Phelps Dodge erected the Bisbee General Office Building in 1895. It stands at the entrance to famed Brewery Gulch and consists of a southward-facing, rectangular-shaped, gable-roofed, two-story main block which measures 29 by 90 feet; a small, one-story, rectangular east wing added about 1914; and a pair of two-story, hip-roofed, octagonal bays which rise along the east and west extremes of the front facade of the main block. All four sections are constructed of red brick, and all rest on foundation walls and footings of stone carefully placed in un-reinforced brick masonry. All the bricks are of sand construction, and so the building has always been painted its present red color to protect against rapid deterioration. The office roof is covered with grayish-colored corrugated iron, which replaces original standing seam galvanized iron.

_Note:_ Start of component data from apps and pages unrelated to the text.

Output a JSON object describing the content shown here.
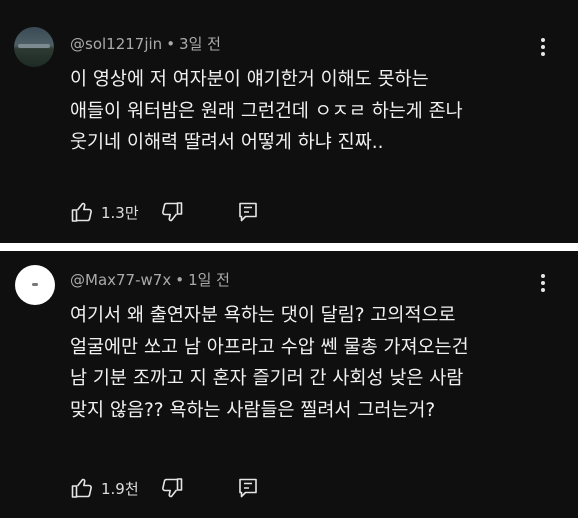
{
  "comments": [
    {
      "handle": "@sol1217jin",
      "separator": "•",
      "time": "3일 전",
      "lines": [
        "이 영상에 저 여자분이 얘기한거 이해도 못하는",
        "애들이 워터밤은 원래 그런건데 ㅇㅈㄹ 하는게 존나",
        "웃기네 이해력 딸려서 어떻게 하냐 진짜.."
      ],
      "likes": "1.3만"
    },
    {
      "handle": "@Max77-w7x",
      "separator": "•",
      "time": "1일 전",
      "lines": [
        "여기서 왜 출연자분 욕하는 댓이 달림? 고의적으로",
        "얼굴에만 쏘고 남 아프라고 수압 쎈 물총 가져오는건",
        "남 기분 조까고 지 혼자 즐기러 간 사회성 낮은 사람",
        "맞지 않음?? 욕하는 사람들은 찔려서 그러는거?"
      ],
      "likes": "1.9천"
    }
  ],
  "icons": {
    "like": "thumbs-up-icon",
    "dislike": "thumbs-down-icon",
    "reply": "reply-icon",
    "more": "more-vertical-icon"
  }
}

The company became notorious for its anti-union tactics, primarily for the 1917 Bisbee Deportation. The company worked with a local group of private citizens and the county sheriff to deputize about 2,000 members of a posse. Given names of Industrial Workers of the World members and other miners, they arrested nearly 1,300 striking miners at gunpoint in Bisbee, Arizona at the Copper Queen Mine. Portraying the Wobblie miners as bent on war-related sabotage, the company ordered them expelled from the jurisdiction, deporting them to Hermanas, New Mexico. Company officials and the Sheriff seized telegraph and telephone lines to keep news of this from getting out.
After the Phelps company closed down this office in 1961 after the mines ran dry, the city decided to preserve both the building and the city's history by converting the office into the Bisbee Mining & Historical Museum. Some years after beginning operations, the Bisbee Mining & Historical Museum joined forces with the Smithsonian's Affiliation Program. Featured among its exhibits is Bisbee: Urban Outpost on the Frontier, an in-depth look at the depths - and heights - to which miners and settlers went to carve a communtiy and a living out of rock.